With the delay in entrance tests, the introduction of CUET and of course, the pandemic, this academic year is seeing a lot of delays and students are going through a lot. What would be your message to them in circumstances like these?
Apart from everything else, in the last two years, our children in Classes XI and XII have had to face uncertainty with respect to syllabus, pedagogy and examination. It has been very stressful for them because this is the stage when they start planning to join college.
I can say that a very chaotic implementation of CUET has added to the already existing stress and uncertainty. My message to our students in the midst of this situation and the ones who will be here in subsequent years is to prepare for life and not for any particular exam, your life preparation will enable you to take any exam and clear it successfully.
Also, my message to decision-makers is: Please ask yourself if CUET is the remedy to the problem you are trying to solve. One single exam as a gateway to higher educational institutions, whether it is Boards or entrance tests, will not be able to curb coaching culture or the race for high marks/grades.
The remedy lies in having a series of assessments at different stages of a child’s entire schooling journey and using that data to facilitate the transition from school to college based on the child’s interest and aptitude.
India wants to be a 'Vishwaguru'. What are a few immediate and long-term steps that we need to take to ensure that this dream translates into reality?
I think if each one of us strives to become “Selfguru” India will automatically become “Vishwaguru”. India is not outside of us, each one of us is India. India cannot become something which most of us are not. Securing a high-quality and equitable education for every child is the most important first step. The next step should be to make education truly inclusive, which means schools should be able to identify the uniqueness of every child and help them attain excellence in them.
Take us back to the time in your life when you decided to make education your purpose. How did it all begin and what keeps you going on this journey?
Way back in 1999, as a student intern, I had the opportunity to work with a self-help group of tribal women in rural Madhya Pradesh. Most of these women have never been to school. They could not read the minutes of the meeting that recorded the decision to extend loans to members of their group. They were just putting their thumb impression. So practically, their decision had no meaning, instead, the one who could write it down would be the most powerful person. I saw what education could do or rather what the lack of it could take away.
Later on, I got the opportunity to work with Pratham, one of the largest organisations working for children’s education in India. It is here that I learnt to look at the child sitting in the last row of the class. Even today the biggest satisfaction I get is by seeing the shine in the eyes of a child who has just learnt to read. The confidence with which this child looks up after completing the entire paragraph is very inspiring. As though s/he is saying, “I am ready now”. This is what keeps me going.

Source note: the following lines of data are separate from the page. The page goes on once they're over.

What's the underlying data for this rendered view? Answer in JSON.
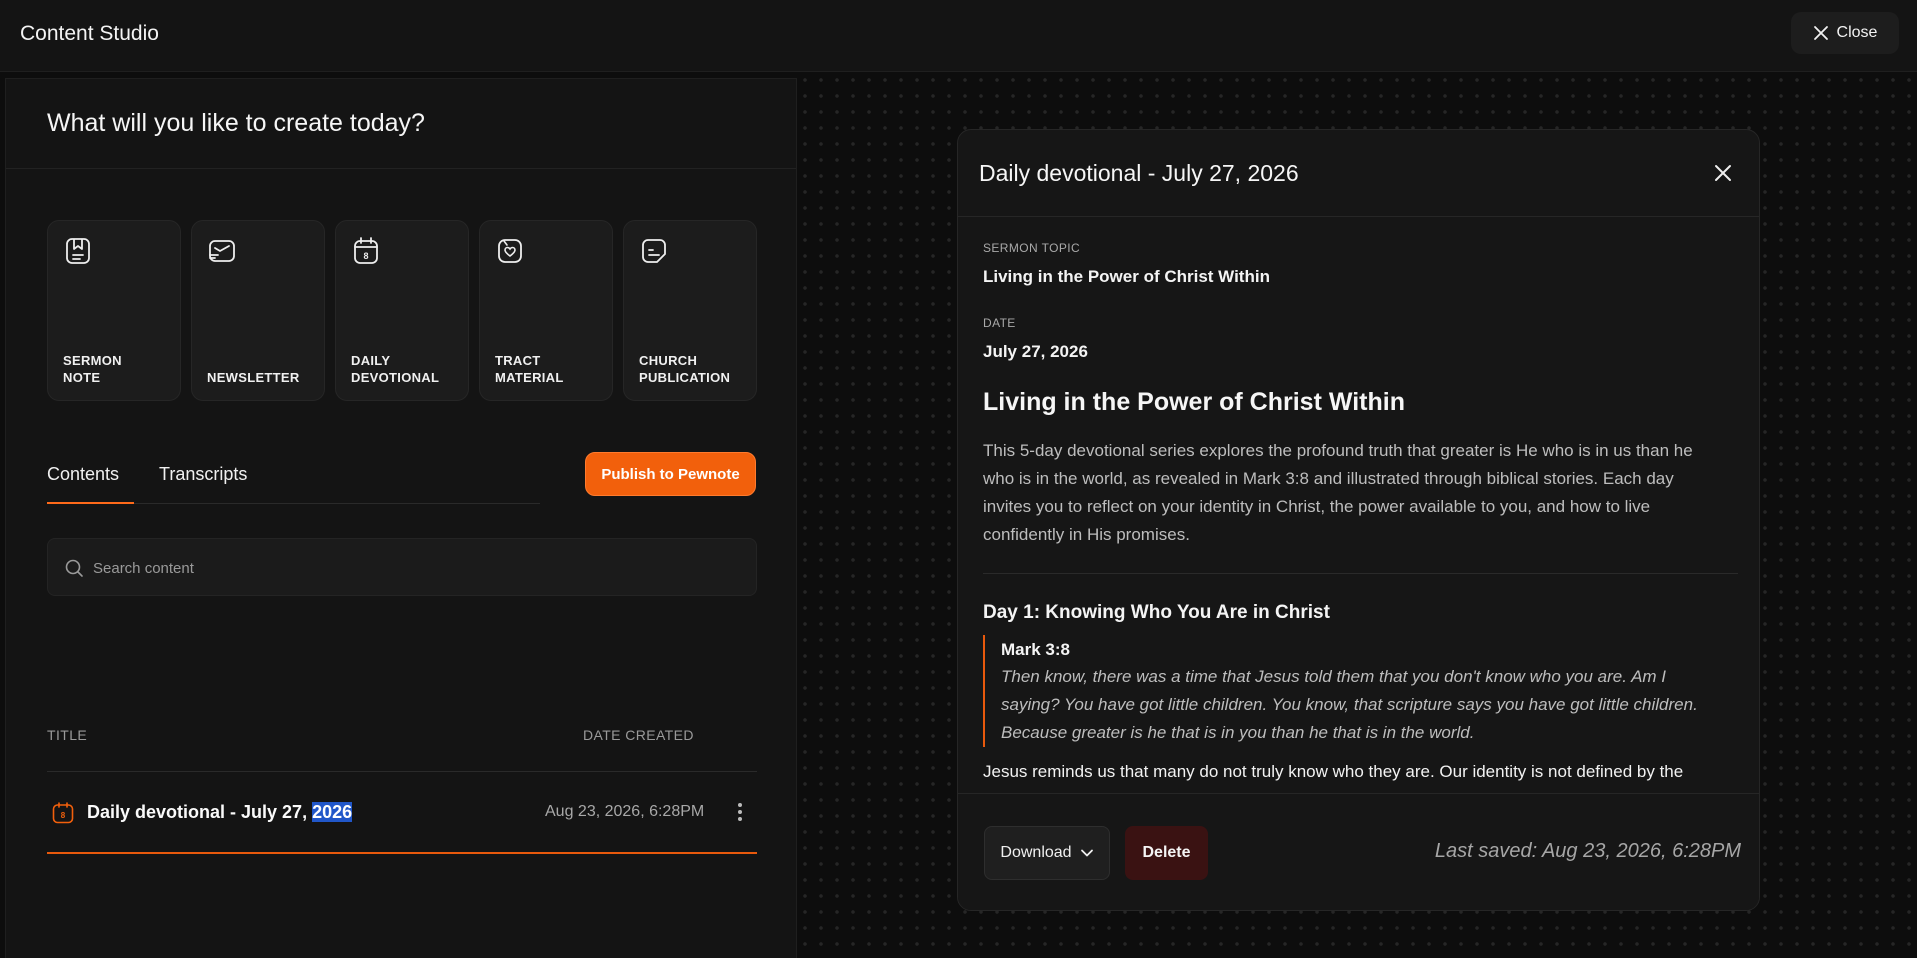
{
  "app": {
    "title": "Content Studio",
    "close_label": "Close"
  },
  "left": {
    "heading": "What will you like to create today?",
    "cards": [
      {
        "line1": "SERMON",
        "line2": "NOTE",
        "icon": "bookmark-doc-icon"
      },
      {
        "line1": "NEWSLETTER",
        "line2": "",
        "icon": "newsletter-icon"
      },
      {
        "line1": "DAILY",
        "line2": "DEVOTIONAL",
        "icon": "calendar-icon"
      },
      {
        "line1": "TRACT",
        "line2": "MATERIAL",
        "icon": "heart-tract-icon"
      },
      {
        "line1": "CHURCH",
        "line2": "PUBLICATION",
        "icon": "publication-icon"
      }
    ],
    "tabs": {
      "contents": "Contents",
      "transcripts": "Transcripts"
    },
    "publish_label": "Publish to Pewnote",
    "search_placeholder": "Search content",
    "table": {
      "col_title": "TITLE",
      "col_date": "DATE CREATED",
      "row": {
        "title_prefix": "Daily devotional - July 27, ",
        "title_selected": "2026",
        "date": "Aug 23, 2026, 6:28PM"
      }
    }
  },
  "modal": {
    "title": "Daily devotional - July 27, 2026",
    "topic_label": "SERMON TOPIC",
    "topic": "Living in the Power of Christ Within",
    "date_label": "DATE",
    "date": "July 27, 2026",
    "heading": "Living in the Power of Christ Within",
    "description": "This 5-day devotional series explores the profound truth that greater is He who is in us than he who is in the world, as revealed in Mark 3:8 and illustrated through biblical stories. Each day invites you to reflect on your identity in Christ, the power available to you, and how to live confidently in His promises.",
    "day1_title": "Day 1: Knowing Who You Are in Christ",
    "quote_ref": "Mark 3:8",
    "quote_text": "Then know, there was a time that Jesus told them that you don't know who you are. Am I saying? You have got little children. You know, that scripture says you have got little children. Because greater is he that is in you than he that is in the world.",
    "paragraph": "Jesus reminds us that many do not truly know who they are. Our identity is not defined by the world but by the presence of God within us. The above phrase took. He that is Love, the sign that",
    "download_label": "Download",
    "delete_label": "Delete",
    "last_saved": "Last saved: Aug 23, 2026, 6:28PM"
  },
  "colors": {
    "accent": "#f2600c",
    "background": "#0d0d0d",
    "panel": "#141414",
    "danger": "#3a1212",
    "selection": "#2157c9"
  }
}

What are you working on currently and what can we expect from you next?
I am part of a team which is working to translate the vision of the Delhi Government to transform India through education. We have demonstrated that the government school system can be changed for the better. Now we have to consolidate it. The job is not finished yet.
When do you think education in India would lead to a near-ideal, if not ideal, place? For example, when all students get jobs or when all students are awake, aware citizens. What is the picture you see?
When every morning, every child in India is happily headed for school. When there is no reason for any child to leave school mid-way. When every child walking out of school is confident, happy, compassionate, capable and clear about what s/he would like to do next. This is the near-ideal I imagine about education in India.